Times of India incorrect headline apart, the fact that the bond markets are showing extreme negative reaction to Rajan’s first policy statement made on the 20th of September will test the new Governor’s ability to handle market reactions to tough policy decisions. Ten year benchmark bond yields have risen by 60bps from pre policy levels of 8.17% on the back of the repo rate hike of 25bps. The demand for the Rs 15,000 crores auction held post policy was low as compared to all previous auctions where the bids were over 2 times the auction amount.
Bond market is showing its concern over the RBI policy by taking up bond yields. The market is factoring in more repo rate hikes, lack of OMO (Open Market Operations) purchase auctions and uncertainty on when MSF (Marginal Standing Facility) rate will be brought down to 100bps over repo from current levels of 200bps over repo. Market is struggling with the restriction on banks access to the LAF (Liquidity Adjustment Facility) window for funds, which is capped at 0.5% of NDTL. High cost of funds, rate hike fears and continuous bond supply through auctions are leading bond yields higher.
The next bond auction is scheduled for the 27th of September. The fact that the auction size is reduced by Rs 1000 crores from Rs 15,000 crores to Rs 14,000 crores will make no difference to the bidding in the auction. The market is going to bid negatively in the auction and the RBI will have either have to devolve the auction on to the PD, prompting more factually incorrect but sensational headlines such as “Bonds go unsold in the auction” or will have to reject all bids outright.
Devolving auctions or rejecting bids in auctions does not help, as there is an auction scheduled almost every week starting October 2013. The government, much to the markets relief, has stuck to its budgeted borrowing schedule and is borrowing Rs 235,000 crores in the October – March 2013 period.
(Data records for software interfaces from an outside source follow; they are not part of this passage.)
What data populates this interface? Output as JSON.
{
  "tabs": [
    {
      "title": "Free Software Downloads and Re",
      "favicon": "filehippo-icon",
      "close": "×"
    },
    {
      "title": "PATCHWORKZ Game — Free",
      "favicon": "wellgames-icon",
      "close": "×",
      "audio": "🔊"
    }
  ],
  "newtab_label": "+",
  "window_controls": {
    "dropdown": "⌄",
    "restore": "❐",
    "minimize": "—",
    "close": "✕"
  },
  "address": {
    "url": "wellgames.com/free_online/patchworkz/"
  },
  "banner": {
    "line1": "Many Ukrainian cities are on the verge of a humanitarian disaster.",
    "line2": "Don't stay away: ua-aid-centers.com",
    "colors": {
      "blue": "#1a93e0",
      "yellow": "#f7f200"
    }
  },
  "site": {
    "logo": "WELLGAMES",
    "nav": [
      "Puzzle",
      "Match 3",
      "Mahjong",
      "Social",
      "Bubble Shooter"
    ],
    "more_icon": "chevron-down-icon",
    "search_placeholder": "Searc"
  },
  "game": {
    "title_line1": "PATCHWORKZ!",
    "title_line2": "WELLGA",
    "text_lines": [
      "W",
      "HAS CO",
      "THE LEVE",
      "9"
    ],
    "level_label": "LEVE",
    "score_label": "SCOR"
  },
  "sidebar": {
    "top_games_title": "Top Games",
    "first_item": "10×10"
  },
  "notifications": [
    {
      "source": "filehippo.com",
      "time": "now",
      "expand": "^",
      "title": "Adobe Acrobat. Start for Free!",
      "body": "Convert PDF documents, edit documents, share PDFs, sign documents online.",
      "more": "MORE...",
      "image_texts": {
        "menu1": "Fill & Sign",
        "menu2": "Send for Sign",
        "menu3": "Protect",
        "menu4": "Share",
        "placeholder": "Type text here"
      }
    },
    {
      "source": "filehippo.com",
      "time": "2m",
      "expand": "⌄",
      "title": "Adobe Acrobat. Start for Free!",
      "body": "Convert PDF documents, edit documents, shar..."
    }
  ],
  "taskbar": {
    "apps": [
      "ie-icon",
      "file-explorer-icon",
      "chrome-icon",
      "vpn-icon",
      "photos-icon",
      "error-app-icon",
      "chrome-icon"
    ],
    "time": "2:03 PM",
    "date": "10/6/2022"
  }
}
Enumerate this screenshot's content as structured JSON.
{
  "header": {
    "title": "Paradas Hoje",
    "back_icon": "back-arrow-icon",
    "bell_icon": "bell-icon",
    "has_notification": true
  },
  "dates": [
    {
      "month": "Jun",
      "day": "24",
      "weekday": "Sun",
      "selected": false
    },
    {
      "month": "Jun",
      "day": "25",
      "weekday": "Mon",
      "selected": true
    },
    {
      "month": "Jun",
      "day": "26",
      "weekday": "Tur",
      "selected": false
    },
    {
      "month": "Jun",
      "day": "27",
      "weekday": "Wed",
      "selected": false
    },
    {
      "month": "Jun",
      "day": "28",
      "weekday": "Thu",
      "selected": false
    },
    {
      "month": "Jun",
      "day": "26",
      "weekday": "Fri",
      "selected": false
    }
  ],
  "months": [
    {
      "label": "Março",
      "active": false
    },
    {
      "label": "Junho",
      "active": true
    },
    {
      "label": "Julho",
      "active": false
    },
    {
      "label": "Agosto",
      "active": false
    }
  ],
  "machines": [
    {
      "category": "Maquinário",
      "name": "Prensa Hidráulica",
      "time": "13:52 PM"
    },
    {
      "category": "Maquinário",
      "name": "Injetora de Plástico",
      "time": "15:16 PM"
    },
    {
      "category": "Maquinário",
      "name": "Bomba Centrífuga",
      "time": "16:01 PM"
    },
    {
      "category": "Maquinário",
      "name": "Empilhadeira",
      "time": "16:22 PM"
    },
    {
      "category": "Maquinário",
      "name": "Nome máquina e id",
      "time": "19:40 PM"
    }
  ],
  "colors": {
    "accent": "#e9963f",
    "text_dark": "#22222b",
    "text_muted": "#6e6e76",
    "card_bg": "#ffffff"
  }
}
The government will be auctioning Rs 15,000 crores of bonds in every auction for the next four months.
Rajan will have to clam markets down if he wants government borrowing to go through smoothly. RBI handles all the borrowing for the government and it cannot have a situation where the markets bid with fear in the auctions. As it is government bond yields at levels of close to 9% on the ten year benchmark bonds are trading at levels seen two years back when WPI inflation was over 9% levels and fiscal deficit was at trending at levels of 5.9% of GDP. Inflation in now at 6.1% levels and fiscal deficit is trending at 4.8% of GDP and bond yields should theoretically be trending down rather than higher.
Bond market will await some calming moves by the RBI as it goes into October auctions. Will Rajan oblige?